The club hired extra security to head off bad behavior, but the crowd of 32,328 arrived at the Stadium in an ugly mood and packing wrecking tools. Disappointed at the late season collapse, banners urging the Yankees to fire [manager Ralph] Houk ringed the park.
The game was only a few innings old when it became clear that souvenir hunters weren’t going to wait. In the outfield and the bleachers fans turned their backs on the game and started demolishing the park. The Yankees took the lead over Detroit but lost it in the fifth [sic]. When Houk came to the mound to change pitchers, exuberant fans waived parts of seats over their heads like the angry they had become.
As soon as Mike Hegan flied out to end the 8-5 loss, 20,000 fans swamped security forces and stormed the field. The Yanks had plans for objects like the bases, but the mob had other ideas. First-base coach Elston Howard scooped up the bag for a scheduled presentation to Mrs. Lou Gehrig, but he had to fight his way off the field, clutching the base like a fullback plowing through the line. Cops stood guard at home plate to make sure it went to Claire Ruth, but a fan stole second base, and third was nabbed by Detroit third baseman Ike Brown. Some 10,000 seats ended up being pulled loose.
Bob Klapisch has covered baseball in New York since the heyday of the Mets in the 1980s. He is a columnist for The Bergan Record and a contributor to ESPN. Now in his forties, he continues to play semi-pro baseball. Yesterday, he contributed a terrific post about playing ball to The Baseball Analysts. Klapisch’s article has some keen insights into the pysche of ballplayers, and it is nice to see him write something longer, and more personal. But Klap isn’t just a guy who loves to play the game, at heart he’s a pitcher, and they are a breed apart:
From Little League all the way to Cooperstown, there’s a fraternity convened by the adrenaline rush of throwing a baseball. Bret Saberhagen once told me, “Nothing matches making a hitter swing and miss. It’s the greatest feeling in the world. Guys who retire, they spend the rest of their lives looking for it, but once you stop pitching you never get it back.”
…So why do I keep pitching? Probably for the purest reason of all – it’s what I do, at least when I’m not writing or helping feed the kids. To stop now would mean tearing away layers of psychological flesh. I guess I’m afraid of what’s underneath. Middle age, maybe.
I sent the article to Pat Jordan, the veteran journalist and former pitching prospect for the Braves. He replied:
The allure of pitching is about being in control and playing God. Nothing happens without you.

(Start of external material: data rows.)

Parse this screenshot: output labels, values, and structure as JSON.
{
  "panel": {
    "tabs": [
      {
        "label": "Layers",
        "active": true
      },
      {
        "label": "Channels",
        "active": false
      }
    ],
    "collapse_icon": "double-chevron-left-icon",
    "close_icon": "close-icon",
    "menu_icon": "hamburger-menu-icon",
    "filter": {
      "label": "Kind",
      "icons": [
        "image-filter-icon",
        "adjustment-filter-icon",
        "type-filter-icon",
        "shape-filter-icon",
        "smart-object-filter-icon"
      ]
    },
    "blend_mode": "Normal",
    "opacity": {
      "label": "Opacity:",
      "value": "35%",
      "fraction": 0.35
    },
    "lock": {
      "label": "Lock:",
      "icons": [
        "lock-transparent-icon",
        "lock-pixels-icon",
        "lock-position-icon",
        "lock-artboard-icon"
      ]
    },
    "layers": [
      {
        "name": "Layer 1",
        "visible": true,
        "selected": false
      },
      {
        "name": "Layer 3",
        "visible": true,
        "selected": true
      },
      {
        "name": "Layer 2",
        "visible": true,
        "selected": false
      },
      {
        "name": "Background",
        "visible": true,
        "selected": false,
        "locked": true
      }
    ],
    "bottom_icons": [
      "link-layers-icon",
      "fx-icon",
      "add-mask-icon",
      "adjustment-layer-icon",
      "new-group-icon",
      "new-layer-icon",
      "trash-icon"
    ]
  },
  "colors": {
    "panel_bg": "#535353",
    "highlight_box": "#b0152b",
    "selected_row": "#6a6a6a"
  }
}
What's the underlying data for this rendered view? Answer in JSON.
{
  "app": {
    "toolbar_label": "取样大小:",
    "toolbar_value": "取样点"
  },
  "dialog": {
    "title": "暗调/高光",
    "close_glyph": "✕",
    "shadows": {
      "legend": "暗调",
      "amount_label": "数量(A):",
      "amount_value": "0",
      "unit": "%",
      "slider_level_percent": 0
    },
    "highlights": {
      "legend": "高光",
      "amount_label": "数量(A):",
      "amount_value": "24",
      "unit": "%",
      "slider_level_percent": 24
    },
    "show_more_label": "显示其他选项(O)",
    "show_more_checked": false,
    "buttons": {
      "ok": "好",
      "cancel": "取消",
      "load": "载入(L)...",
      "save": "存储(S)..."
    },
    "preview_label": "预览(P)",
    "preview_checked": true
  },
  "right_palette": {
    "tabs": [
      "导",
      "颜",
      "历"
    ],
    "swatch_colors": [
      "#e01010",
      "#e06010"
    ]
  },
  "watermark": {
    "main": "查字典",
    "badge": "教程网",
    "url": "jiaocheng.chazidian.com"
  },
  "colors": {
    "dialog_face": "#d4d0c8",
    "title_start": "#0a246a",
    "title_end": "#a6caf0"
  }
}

You control the game, good or bad. also the feeling of ball off fingertips and your ability to make it spin and do things is exhilarating. I love to throw a baseball. The feeling of artistry and power in making a ball approach the plate with the speed or curve that I dictate is unrivaled in anything else I’ve ever done, including writing. I was born to be a pitcher, but taught myself to be a writer. I was an artist on the mound, but, alas, am merely a craftsman, like a brick layer, in front of a typewriter.
Which brings me to another thought. Why do the best jock-turned-writers all seem to be pitchers? Jordan, Jim Brosnan, Jim Bouton. Glenn Stout pitched in an over-30 league for years. What gives? Michael Lewis was a pitcher when he was in high school, Rich Lederer was a pitcher back in his playing days, and Will Carroll was too. Bouton thinks that it “may be that pitchers spend a lot of time sitting around.” What do you think?